The question I am a 43-year-old woman. I have a happy marriage and amazing kids. During lockdown my 76-year-old mother, who is a widow, has coped well, launching herself into reading, gardening and clearing out stuff in the house, with never a word of self-pity.
Now that things have opened up and we can visit again, the distance requires that we stay over. My problem is that, on returning to my childhood home, I revert to being a teenager.
I never felt that either parent was interested in me. My mother talks over me constantly, does not listen and launches herself into projects while we are there, thereby subconsciously ensuring that she does not have to engage with me or my family. At the same time, she waxes lyrical about how she loves having us there. I get angrier and angrier with her. I come over as a petulant, impatient and angry child. She still does not want to know about me as a person. However, she hangs on my husband’s every word, with smitten eyes, listening intently.
I missed her during lockdown and am so disappointed in myself that I can’t be an adult about it. There is no point in trying to assertively deal with the not listening, as the hurt and ensuing atmosphere result in my retracting what I have said and apologising. The guilt following any visit is considerable.
Philippa’s answer Your mum does sound like someone who finds feelings difficult to tolerate so she distracts herself from them by keeping busy. If you were growing up in the 1980s, her parents may have been growing up during the Second World War when keeping busy and not dwelling on feelings were the coping mechanisms du jour and she seems to have inherited them. They held her in good stead while the pandemic was on.
Rather than being curious about her own feelings when she is with you, she’s more likely to distract from them by starting a new project. That’s how she copes. It’s who she is. And I know however exasperating you find such habits, you love her, that’s why you missed her.
I have no doubt she does love you, she shows her love for you through her love for your husband. She gave birth to you and perhaps has difficulty thinking of you as a separate person from her. She’s not listening to you any more than she is listening to one of her arms.
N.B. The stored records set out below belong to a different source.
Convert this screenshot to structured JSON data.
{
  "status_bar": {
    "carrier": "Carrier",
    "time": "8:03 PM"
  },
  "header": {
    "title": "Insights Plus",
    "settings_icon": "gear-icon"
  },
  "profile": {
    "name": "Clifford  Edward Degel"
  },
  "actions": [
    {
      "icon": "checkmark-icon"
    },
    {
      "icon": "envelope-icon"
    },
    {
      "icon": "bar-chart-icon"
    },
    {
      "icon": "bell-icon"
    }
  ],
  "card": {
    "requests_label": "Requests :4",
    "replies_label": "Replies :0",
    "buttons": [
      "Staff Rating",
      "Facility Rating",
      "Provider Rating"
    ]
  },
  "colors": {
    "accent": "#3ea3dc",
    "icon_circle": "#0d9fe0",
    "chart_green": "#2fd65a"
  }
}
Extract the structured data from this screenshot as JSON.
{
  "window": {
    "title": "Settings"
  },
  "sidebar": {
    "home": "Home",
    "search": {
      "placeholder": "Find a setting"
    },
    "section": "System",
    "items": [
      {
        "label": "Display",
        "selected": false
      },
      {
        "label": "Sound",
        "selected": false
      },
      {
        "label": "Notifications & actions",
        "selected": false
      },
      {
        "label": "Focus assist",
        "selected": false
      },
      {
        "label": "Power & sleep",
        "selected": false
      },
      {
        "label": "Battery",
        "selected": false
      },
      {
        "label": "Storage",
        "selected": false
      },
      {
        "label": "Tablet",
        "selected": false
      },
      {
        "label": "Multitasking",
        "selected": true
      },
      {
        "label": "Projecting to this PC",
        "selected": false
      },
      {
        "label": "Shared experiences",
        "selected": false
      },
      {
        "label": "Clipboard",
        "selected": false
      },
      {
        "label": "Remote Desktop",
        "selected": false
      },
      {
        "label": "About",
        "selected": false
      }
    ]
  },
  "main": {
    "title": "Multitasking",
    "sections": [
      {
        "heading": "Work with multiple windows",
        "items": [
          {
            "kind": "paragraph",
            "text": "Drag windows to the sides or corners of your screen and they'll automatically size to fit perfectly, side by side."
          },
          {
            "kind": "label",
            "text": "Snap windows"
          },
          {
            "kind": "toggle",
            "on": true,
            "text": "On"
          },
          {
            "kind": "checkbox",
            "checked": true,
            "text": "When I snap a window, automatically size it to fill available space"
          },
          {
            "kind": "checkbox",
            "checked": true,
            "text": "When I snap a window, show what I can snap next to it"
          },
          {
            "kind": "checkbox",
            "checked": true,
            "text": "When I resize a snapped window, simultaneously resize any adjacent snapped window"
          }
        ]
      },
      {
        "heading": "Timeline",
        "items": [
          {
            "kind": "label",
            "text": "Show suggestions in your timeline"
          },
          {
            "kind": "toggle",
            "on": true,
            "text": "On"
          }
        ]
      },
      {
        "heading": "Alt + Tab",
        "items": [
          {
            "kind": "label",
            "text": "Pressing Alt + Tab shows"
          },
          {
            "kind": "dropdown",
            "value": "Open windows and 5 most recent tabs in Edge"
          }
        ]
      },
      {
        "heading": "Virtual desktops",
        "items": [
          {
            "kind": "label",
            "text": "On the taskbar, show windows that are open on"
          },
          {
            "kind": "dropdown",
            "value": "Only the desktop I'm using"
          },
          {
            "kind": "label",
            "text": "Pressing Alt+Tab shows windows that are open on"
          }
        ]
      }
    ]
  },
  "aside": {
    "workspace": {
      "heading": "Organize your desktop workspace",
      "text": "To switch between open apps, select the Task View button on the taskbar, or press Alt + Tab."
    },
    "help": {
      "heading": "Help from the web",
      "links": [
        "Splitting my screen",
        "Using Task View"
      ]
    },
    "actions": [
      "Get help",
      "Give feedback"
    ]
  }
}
But she would miss one of her arms were she to lose it.
She has been alone during widowhood and then the pandemic. Then, a whole weekend of contact all at once may be overwhelming, but she may not have the language to talk about this. I’m sure she does love the idea of being with you, but her body might not have caught up with the idea of being in the middle of her family again.
I have worked with several adults who have had this phenomenon of reverting to their teenage selves when they visit their parents. The following exercises helped.
Sit in a chair how your mum would and try and imagine yourself in her body. How does it feel to sit like your mum and imagine you, her daughter, sitting with you? It can help to get into role by saying “I am [your mum’s name], I’m sitting with [your name], how do I experience my body when I am around my daughter?
Your next exercise is to sit in your chair as your adult self. Be aware of how you do this in your body. Memorise how you hold your head, spine, legs, hands and how you are breathing. Now slide into you as the petulant child. How do you use your body to do that? Practise going from one to the other. Remember these postures so you can recognise how you organise your body when you are with your mother. A way of interrupting your usual process is purposely stopping yourself sliding into this teenage body. This is easier said than done, but role play will help. Get your husband to act like your mum while you practise staying adult.
For your next meeting maybe have a weekend halfway between your homes at a hotel or other neutral territory. This will mean she can’t be as busy with her projects and your body won’t be triggered by your childhood home. You’ll have to do things like walking, visiting historic houses, or sitting by the sea. As she doesn’t listen to you, that will give your husband time to act as your intermediary (as she will listen to him). He can say things like, “X would love to hear it from you that you are proud of her” (or whatever it is you do want from her).
To feed your petulance you have been evidence-gathering as to why she is bad and you are a victim. To feed your inner adult, imagine what it is like being her, having had her life and her upbringing and appreciating the things she has made from that – including yourself. And remember it is easier to be angry than sad about what you could not get from your mother. What can you get from her while she is still alive?